CSA: I don’t see it as a challenge, but you have to be the dual leadership type. Both have the same rights and responsibilities. It’s like delegating, you have to accept that sometimes the other person will do it differently than you would do it yourself.
In addition, I can only imagine doing it with someone who basically has a similar attitude to mine. My first experience in this regard was with the business unit management. I had known my tandem partner for a long time and very well, and we had a friendly relationship. When the idea of sharing a DU line with Sebastian came up, we first had to get to know each other, get to know each other, exchange our views and find ourselves compatible.
Would you allow us a brief look at your private life?
SHA: I have three children who will be in the 1st, 3rd and 5th grade in the fall. We live with a good 300 inhabitants in a village about 30 km south of Munich. My wife works a good half day – fortunately in the lunch time care in the neighboring village, so we do not have to worry about that separately. Thanks to the support of a grandma next door and grandma and grandpa in Munich, we are very flexible and very rarely have conflicts between work schedules and private appointments such as the children’s afternoon activities.
CSA: I live in the east of Munich with my husband and two children. My husband works as a software project manager, so he can relate well to the stories from my daily work routine. When it comes to managing everyday family life, we pull together, so I don’t have any worries when I’m not at home. Meanwhile, the children are already very independent at 10 and 13 years old. That makes a lot of things easier, because the grandparents live too far away to step in spontaneously. In emergencies, my sister or niece step in as babysitters.
How do you personally experience the job sharing model?
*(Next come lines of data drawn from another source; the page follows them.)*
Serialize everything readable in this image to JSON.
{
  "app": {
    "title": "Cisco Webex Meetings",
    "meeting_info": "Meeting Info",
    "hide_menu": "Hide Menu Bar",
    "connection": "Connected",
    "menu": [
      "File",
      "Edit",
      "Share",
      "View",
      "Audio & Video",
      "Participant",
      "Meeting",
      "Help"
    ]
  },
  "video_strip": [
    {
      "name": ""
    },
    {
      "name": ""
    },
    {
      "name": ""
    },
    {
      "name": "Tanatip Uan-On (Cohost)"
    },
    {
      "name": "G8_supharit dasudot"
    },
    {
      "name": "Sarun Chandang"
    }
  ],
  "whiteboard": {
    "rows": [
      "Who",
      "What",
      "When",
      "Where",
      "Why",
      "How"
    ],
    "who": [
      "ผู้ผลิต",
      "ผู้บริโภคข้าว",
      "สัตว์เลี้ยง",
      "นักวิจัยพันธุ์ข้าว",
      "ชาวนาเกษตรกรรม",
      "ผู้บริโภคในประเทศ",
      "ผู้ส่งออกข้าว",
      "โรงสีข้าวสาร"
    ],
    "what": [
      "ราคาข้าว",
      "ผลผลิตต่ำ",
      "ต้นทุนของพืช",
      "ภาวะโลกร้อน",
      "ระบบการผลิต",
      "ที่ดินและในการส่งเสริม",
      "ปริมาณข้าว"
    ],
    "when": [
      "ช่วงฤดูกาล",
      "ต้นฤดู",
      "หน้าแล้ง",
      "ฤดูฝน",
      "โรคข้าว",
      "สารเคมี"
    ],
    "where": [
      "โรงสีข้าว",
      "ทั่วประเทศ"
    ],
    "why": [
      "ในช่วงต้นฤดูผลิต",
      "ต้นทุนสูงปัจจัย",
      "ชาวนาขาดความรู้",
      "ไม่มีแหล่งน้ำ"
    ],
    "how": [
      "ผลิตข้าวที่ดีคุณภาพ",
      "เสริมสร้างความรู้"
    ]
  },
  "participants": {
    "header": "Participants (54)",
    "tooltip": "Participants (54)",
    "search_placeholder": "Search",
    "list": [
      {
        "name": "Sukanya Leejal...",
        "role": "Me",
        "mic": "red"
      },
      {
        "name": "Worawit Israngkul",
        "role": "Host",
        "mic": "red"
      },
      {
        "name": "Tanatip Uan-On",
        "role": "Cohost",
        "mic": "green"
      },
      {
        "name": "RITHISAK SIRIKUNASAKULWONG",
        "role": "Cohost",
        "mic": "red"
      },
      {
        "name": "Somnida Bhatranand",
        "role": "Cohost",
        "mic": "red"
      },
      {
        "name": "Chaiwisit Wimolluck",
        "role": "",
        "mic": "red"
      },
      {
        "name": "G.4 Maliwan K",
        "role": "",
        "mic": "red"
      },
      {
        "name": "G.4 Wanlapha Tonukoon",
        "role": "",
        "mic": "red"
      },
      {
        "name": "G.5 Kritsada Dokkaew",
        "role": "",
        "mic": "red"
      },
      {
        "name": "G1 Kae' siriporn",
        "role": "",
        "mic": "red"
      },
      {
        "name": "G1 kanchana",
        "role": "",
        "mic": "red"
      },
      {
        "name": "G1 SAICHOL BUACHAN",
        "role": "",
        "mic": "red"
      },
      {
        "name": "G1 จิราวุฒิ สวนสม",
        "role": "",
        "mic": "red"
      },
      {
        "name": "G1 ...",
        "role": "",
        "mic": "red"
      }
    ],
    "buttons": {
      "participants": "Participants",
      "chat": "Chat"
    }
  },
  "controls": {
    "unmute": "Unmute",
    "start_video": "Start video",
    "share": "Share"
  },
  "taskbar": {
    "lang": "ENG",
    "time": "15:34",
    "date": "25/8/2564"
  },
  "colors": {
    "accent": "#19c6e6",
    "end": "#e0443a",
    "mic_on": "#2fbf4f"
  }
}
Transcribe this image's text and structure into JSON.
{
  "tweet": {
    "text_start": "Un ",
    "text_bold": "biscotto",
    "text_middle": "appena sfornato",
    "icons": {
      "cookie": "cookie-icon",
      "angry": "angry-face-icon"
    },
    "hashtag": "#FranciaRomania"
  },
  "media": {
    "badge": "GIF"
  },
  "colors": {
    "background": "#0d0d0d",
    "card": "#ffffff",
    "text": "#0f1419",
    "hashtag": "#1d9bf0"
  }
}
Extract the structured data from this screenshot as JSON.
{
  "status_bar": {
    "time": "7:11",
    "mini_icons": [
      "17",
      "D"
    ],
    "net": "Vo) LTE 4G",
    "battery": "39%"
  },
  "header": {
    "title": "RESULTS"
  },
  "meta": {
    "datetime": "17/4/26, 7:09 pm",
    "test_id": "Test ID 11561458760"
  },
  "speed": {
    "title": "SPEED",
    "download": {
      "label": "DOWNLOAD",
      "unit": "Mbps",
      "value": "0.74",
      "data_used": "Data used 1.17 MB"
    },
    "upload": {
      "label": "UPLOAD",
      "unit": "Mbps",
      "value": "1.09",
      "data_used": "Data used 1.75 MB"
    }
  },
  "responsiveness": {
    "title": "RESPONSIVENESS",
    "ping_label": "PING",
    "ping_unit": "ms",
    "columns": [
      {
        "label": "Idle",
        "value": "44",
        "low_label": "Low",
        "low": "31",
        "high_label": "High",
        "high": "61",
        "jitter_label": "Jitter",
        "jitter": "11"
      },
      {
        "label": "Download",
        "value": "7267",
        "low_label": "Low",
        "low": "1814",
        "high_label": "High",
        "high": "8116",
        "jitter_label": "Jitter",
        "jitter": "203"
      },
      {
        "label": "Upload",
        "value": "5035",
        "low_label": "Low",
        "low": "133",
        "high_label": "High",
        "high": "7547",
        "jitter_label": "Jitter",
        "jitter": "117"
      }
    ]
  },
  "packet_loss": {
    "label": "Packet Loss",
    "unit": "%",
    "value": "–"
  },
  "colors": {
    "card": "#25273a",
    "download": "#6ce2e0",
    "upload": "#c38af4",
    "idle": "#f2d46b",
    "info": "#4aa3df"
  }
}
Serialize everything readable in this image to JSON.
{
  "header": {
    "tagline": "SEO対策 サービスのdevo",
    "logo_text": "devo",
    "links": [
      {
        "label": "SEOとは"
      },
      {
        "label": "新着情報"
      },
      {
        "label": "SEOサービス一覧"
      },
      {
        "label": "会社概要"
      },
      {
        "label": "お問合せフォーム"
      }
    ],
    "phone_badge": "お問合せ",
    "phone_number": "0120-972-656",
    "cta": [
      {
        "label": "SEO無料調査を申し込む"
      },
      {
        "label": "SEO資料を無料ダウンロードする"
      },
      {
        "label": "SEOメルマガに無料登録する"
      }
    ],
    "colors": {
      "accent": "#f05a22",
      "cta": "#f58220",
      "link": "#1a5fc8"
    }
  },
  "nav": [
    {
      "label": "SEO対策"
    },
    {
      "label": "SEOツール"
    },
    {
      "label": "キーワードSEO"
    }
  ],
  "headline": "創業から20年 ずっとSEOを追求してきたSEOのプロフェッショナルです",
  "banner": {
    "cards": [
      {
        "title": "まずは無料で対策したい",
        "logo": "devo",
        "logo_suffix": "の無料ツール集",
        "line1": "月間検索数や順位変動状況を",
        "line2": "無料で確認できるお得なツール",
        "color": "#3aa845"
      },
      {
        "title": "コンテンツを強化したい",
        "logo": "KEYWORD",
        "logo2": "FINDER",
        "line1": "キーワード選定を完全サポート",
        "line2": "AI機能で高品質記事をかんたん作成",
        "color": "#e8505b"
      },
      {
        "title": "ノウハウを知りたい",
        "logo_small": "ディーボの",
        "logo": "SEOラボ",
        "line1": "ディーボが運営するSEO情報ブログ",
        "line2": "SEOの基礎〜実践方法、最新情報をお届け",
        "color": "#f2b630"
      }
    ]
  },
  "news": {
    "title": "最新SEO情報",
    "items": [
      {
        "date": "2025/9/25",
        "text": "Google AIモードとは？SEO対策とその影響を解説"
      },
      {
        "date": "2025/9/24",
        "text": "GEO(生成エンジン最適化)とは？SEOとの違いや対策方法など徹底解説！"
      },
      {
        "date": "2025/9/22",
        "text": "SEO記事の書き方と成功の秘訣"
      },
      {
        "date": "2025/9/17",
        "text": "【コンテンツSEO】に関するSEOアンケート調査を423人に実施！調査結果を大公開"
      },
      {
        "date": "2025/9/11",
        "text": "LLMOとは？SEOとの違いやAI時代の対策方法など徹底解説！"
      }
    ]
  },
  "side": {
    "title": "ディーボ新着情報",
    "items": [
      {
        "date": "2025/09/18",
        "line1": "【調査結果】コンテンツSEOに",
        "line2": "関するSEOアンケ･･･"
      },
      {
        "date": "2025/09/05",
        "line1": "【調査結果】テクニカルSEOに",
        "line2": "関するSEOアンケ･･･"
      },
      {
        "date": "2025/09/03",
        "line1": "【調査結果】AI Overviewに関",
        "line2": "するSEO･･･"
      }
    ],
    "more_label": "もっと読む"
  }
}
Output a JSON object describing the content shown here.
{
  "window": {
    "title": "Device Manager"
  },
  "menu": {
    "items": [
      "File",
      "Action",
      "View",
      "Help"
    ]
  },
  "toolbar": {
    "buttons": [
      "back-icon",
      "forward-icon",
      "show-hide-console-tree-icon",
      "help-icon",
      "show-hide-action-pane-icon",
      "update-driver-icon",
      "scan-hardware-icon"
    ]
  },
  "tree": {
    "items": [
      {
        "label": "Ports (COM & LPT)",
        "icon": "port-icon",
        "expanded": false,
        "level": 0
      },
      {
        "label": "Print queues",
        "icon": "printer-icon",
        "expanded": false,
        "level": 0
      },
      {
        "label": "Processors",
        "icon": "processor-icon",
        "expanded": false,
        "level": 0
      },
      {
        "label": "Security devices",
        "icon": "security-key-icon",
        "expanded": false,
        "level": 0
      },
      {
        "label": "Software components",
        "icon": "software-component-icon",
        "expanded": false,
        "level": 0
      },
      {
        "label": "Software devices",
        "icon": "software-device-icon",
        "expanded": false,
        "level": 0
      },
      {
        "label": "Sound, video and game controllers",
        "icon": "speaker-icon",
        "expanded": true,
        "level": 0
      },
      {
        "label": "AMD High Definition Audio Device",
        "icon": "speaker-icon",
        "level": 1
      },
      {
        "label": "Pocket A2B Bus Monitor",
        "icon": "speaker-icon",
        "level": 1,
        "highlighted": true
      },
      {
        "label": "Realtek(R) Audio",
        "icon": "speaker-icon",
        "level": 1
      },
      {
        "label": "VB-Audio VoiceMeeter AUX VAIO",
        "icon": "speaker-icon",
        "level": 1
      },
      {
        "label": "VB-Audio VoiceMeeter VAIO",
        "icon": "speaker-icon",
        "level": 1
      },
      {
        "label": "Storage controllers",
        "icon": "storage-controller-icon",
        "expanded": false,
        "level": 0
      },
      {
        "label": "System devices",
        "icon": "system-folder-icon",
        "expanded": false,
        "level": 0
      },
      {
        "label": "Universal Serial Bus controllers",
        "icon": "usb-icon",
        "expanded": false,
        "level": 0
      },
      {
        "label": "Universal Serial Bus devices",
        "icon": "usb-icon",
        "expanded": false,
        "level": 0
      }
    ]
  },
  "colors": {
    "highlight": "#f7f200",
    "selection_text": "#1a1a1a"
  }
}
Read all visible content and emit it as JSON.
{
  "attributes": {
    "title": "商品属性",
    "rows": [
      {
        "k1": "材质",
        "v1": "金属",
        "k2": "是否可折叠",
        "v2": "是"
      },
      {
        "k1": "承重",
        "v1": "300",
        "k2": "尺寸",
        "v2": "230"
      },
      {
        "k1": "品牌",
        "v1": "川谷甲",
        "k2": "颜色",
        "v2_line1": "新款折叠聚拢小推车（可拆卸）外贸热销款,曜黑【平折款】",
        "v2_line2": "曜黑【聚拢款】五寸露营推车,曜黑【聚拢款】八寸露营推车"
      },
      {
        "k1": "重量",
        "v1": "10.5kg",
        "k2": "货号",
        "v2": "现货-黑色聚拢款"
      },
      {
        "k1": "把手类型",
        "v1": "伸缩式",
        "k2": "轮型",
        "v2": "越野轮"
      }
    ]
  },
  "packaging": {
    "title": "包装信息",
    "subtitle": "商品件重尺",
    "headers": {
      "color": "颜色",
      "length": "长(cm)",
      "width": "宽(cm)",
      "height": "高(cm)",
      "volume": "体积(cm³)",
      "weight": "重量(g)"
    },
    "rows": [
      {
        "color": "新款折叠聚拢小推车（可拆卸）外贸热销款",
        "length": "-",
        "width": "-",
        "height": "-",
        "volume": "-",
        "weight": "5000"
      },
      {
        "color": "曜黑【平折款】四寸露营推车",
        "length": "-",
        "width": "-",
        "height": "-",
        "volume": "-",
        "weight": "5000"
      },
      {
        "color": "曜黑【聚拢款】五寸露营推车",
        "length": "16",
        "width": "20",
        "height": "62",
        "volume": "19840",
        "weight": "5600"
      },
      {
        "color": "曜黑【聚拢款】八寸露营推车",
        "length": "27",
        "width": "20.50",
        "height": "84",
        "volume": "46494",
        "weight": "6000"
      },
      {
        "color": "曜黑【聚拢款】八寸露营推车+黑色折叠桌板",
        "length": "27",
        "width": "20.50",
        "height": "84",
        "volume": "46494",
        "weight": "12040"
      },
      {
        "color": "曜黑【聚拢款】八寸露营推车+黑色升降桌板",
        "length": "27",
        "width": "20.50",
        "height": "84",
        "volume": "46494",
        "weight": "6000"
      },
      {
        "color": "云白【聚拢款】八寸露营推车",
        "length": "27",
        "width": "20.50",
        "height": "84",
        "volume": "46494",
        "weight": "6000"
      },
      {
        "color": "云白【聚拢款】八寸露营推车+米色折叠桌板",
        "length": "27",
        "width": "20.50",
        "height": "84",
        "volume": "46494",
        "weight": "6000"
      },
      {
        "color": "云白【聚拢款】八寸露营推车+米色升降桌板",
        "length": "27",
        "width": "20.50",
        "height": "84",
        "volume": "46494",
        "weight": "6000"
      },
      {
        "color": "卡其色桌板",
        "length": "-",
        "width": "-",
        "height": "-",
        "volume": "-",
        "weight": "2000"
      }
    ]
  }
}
SHA: I really appreciate the high degree of flexibility that results from our partially redundant setup. This means that it is usually possible to attend private appointments, e.g. at kindergarten, school or the doctor, at short notice and without making a fuss. Also in the distribution of tasks we are – I think – both alternately relieved when one of the personally unloved topics is taken over by the other. 😊
Feedback from outside has so far only reached me positively. By being able to search for appointments in two calendars, the role of YOU leadership is easier for others to grasp. Apparently, we mostly succeed in not getting caught up in striking contradictions 😉
CSA: For me, job sharing offers many advantages: among others, the high flexibility to combine work and family more easily. Peaks in the workload are much easier to handle and a job sharing partner with whom you can discuss topics again and thus get better results is really worth its weight in gold. For me, this outweighs the additional effort required by mutual coordination.
Some colleagues do mention in conversation that they are unaccustomed to a dual leadership role; however, when asked, they confirm that they cannot perceive any disadvantage in the collaboration.
SHA: The leadership role often involves analyzing complex issues and weighing the pros and cons of a decision. In these situations, a sparring partner is very valuable and I wouldn’t want to miss Caroline.
Would you do it that way again?
SHA: I’ve only had positive experiences with it so far – even before my current role.
CSA: For me, it’s a model with many benefits for me personally, but also for the company, so I would do it again any time.
How do you spend such days as Mother’s Day or Father’s Day?
SHA: Basically, I always enjoy spending time with my family as often as possible. But Mother’s Day was especially nice this year. There were three mothers from two generations.
CSA: I feel the same way as Sebastian. This year on Mother’s Day, I was at dinner with my mom, my sister, and our families. Afterwards we went for a walk. It was raining, but it was still nice.
Thank you for the interview.
Whether job sharing, part-time, sabbatical, etc. – Sulzer GmbH offers numerous flexible working time models to enable its employees to achieve a healthy wok-life balance. You can find out more about this and other benefits on our career page.